Meanwhile, the Latin Grammys haven’t fared much better. Since 2000, this parallel awards-granting program within the Recording Academy, with its own televised ceremony, has gone above and beyond just mirroring its all-genre counterpart’s blind spots. Though it launched the Best Urban Music Album category in 2001, it only introduced the Best Urban Song prize in 2009, five years after Daddy Yankee’s “Gasolina” charted on the Billboard Hot 100. In doing so, however, the Latin Grammys have largely relegated reggaeton to these categories, leaving them out of consideration for the general prizes in spite of ever-growing popularity. In the 20 years of these ceremonies, a reggaetonero has not won a single Album of the Year award. It took 18 years, and the inevitability of Luis Fonsi and Daddy Yankee’s smash “Despacito,” before one won a Record of the Year prize, and 19 years before Karol G became the first to snag Best New Artist.

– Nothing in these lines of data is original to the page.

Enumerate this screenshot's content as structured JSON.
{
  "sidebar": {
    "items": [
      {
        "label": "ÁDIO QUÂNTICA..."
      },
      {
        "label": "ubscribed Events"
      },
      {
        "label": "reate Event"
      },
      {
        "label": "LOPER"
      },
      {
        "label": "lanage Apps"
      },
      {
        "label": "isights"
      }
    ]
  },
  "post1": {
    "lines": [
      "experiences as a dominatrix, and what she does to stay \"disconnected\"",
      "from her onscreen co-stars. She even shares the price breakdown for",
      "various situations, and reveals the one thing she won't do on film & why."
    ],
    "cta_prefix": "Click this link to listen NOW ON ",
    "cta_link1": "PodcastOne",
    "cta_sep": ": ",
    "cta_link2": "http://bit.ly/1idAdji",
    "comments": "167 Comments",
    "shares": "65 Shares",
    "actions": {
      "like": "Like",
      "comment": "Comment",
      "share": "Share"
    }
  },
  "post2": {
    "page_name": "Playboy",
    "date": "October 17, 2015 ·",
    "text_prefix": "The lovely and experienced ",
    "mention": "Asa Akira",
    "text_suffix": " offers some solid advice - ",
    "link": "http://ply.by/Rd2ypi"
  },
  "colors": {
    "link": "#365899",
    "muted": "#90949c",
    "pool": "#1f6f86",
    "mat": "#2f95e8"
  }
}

At the height of a mainstream boom fueled by Bad Bunny and J Balvin, among others, last fall’s Latin Grammys nominations so egregiously excluded reggaeton and Latin trap artists from the non-genre brackets that a vocal plurality of them boycotted the ceremony. Though the Recording Academy and its surrogates played it down to these acts and their teams not submitting paperwork on time or otherwise not participating in the process, the visible absence of superstars eventually prompted the organization to add two new categories as penance: Best Reggaeton Performance and Best Rap/Hip Hop Song. Given the history of snubs, the changes offer cold comfort.

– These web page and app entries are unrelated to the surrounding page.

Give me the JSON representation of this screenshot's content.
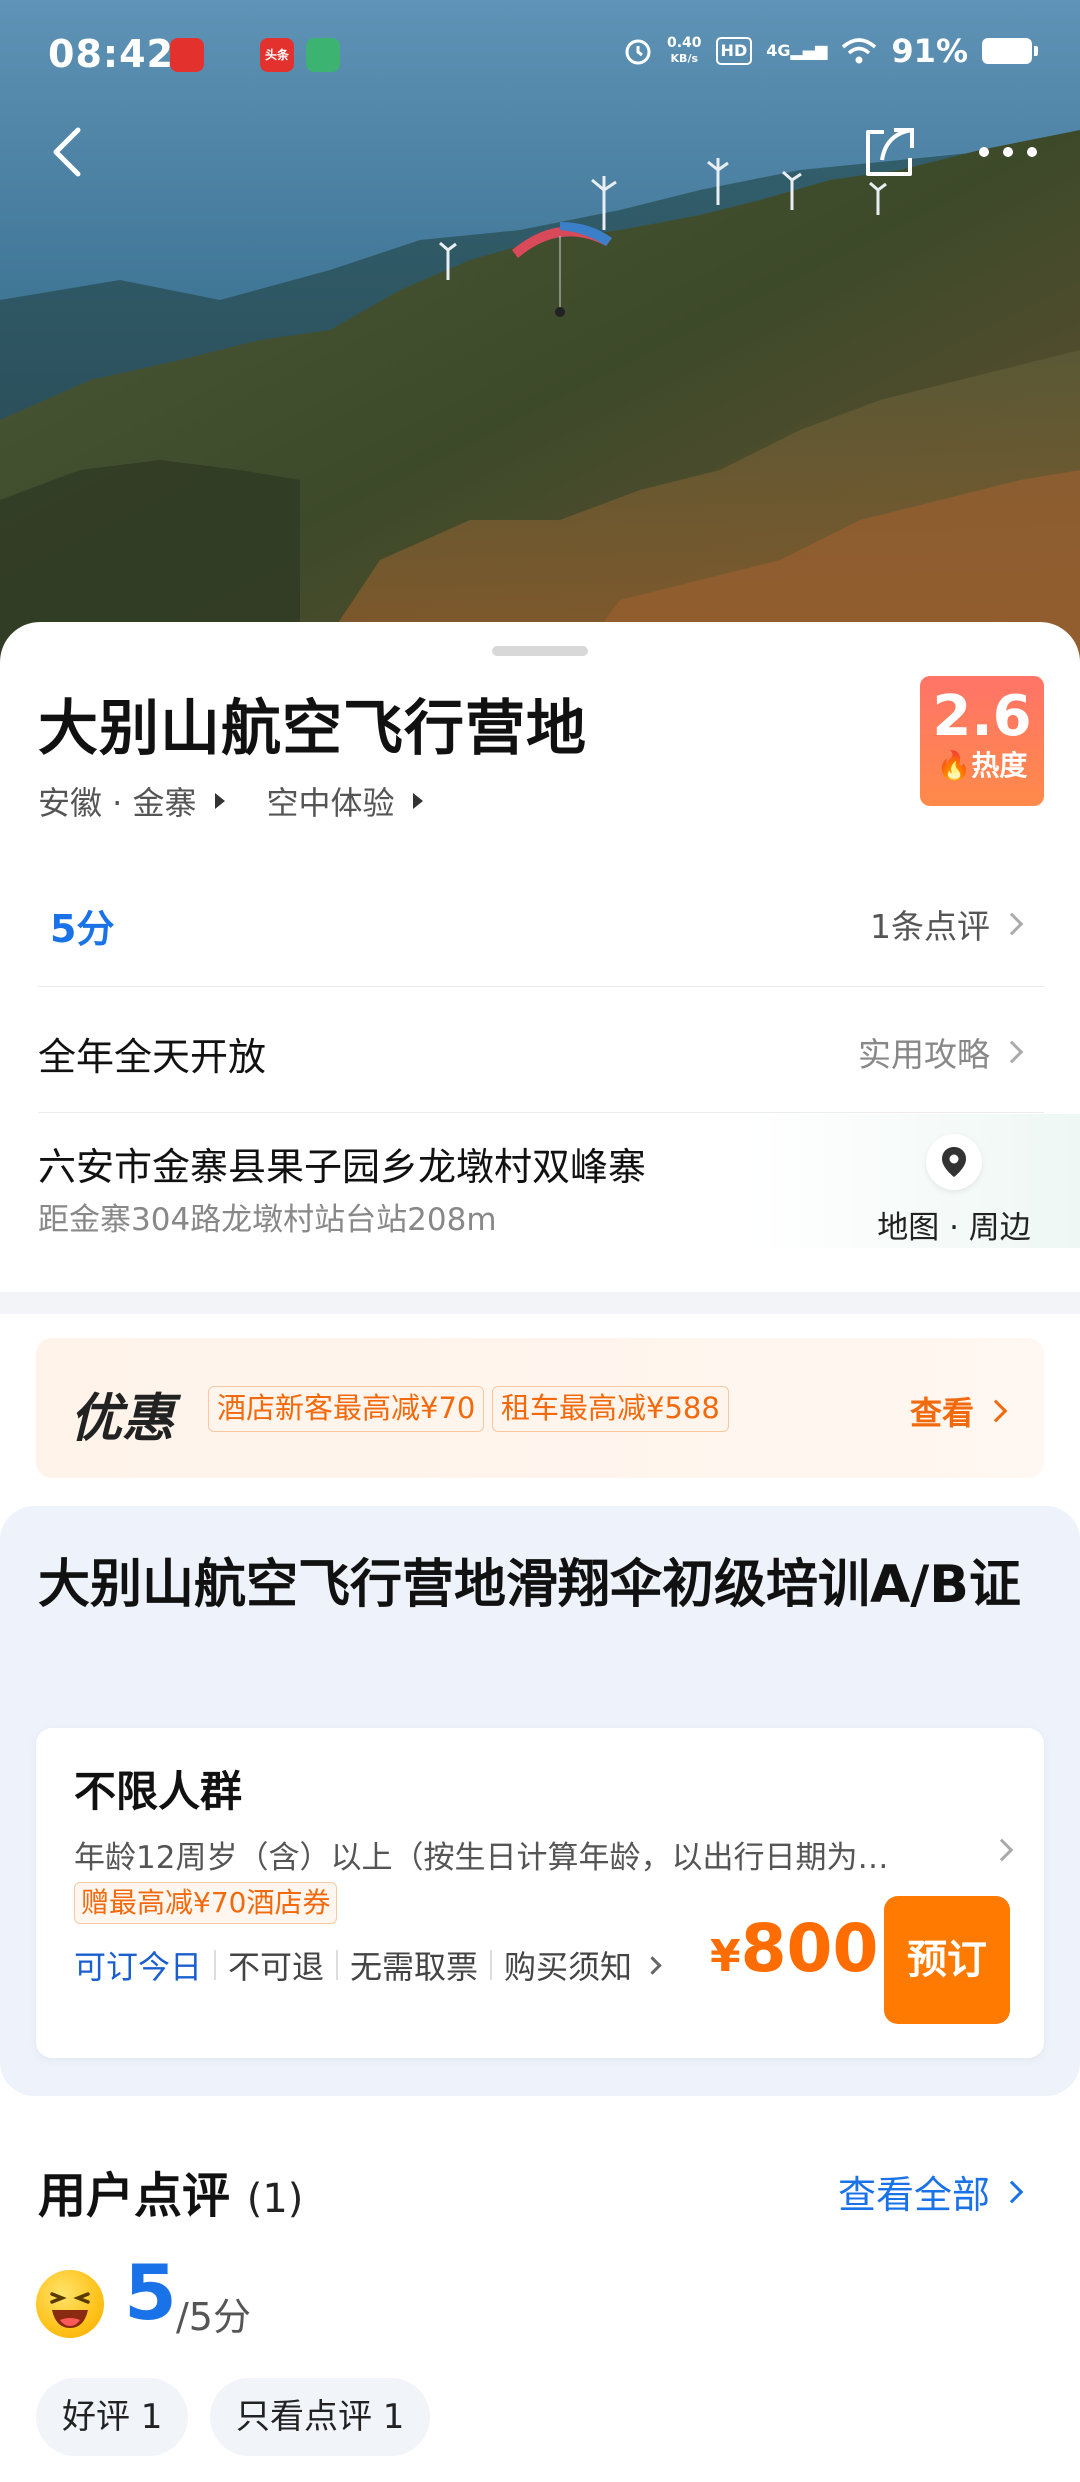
{
  "status_bar": {
    "time": "08:42",
    "net_speed_value": "0.40",
    "net_speed_unit": "KB/s",
    "hd": "HD",
    "signal": "4G",
    "battery": "91%",
    "app_badges": [
      "头条",
      ""
    ]
  },
  "header": {
    "back_icon": "chevron-left-icon",
    "share_icon": "share-icon",
    "more_icon": "more-dots-icon"
  },
  "place": {
    "title": "大别山航空飞行营地",
    "heat_value": "2.6",
    "heat_label": "热度",
    "crumb_region": "安徽 · 金寨",
    "crumb_category": "空中体验",
    "rating": "5分",
    "review_count": "1条点评",
    "hours": "全年全天开放",
    "guide": "实用攻略",
    "address": "六安市金寨县果子园乡龙墩村双峰寨",
    "distance": "距金寨304路龙墩村站台站208m",
    "map_label": "地图 · 周边"
  },
  "promo": {
    "title": "优惠",
    "tags": [
      "酒店新客最高减¥70",
      "租车最高减¥588"
    ],
    "see": "查看"
  },
  "product": {
    "title": "大别山航空飞行营地滑翔伞初级培训A/B证",
    "audience": "不限人群",
    "desc": "年龄12周岁（含）以上（按生日计算年龄，以出行日期为…",
    "coupon": "赠最高减¥70酒店券",
    "book_today": "可订今日",
    "refund": "不可退",
    "ticket": "无需取票",
    "notice": "购买须知",
    "currency": "¥",
    "price": "800",
    "book_button": "预订"
  },
  "user_reviews": {
    "title": "用户点评",
    "count": "(1)",
    "see_all": "查看全部",
    "score": "5",
    "out_of": "/5分",
    "filters": [
      "好评 1",
      "只看点评 1"
    ]
  },
  "colors": {
    "accent_blue": "#1a72e8",
    "accent_orange": "#ff7a00",
    "heat_badge": "#ff7468"
  }
}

Regardless of genre or language, if we’re going to do away with the term urban, we actually have to do away with it. But rectifying these long-standing and persistent issues requires much more than switching a few words around, and thinking deeper than semantics. Considering the tremendous domestic popularity of reggaeton and Latin trap right now, thanks in no small part to leading BIPOC artists like Ozuna and Sech, it’s simply absurd to lump this music in with a pop Grammy category that historically favors white or white-presenting acts like Rosalía, and largely legacy names like Juanes and Alejandro Sanz. There seems no logical reason to do so either, as none of the Latin music awards make it to the main broadcast, instead stuffed in a preshow ballroom blitz with prizes hastily handed out for bluegrass, classical, and — if you can believe it in the year 2020 — world music albums. Until the Recording Academy takes stock of its house, the Grammys will remain a holistically damaged and toxic institution.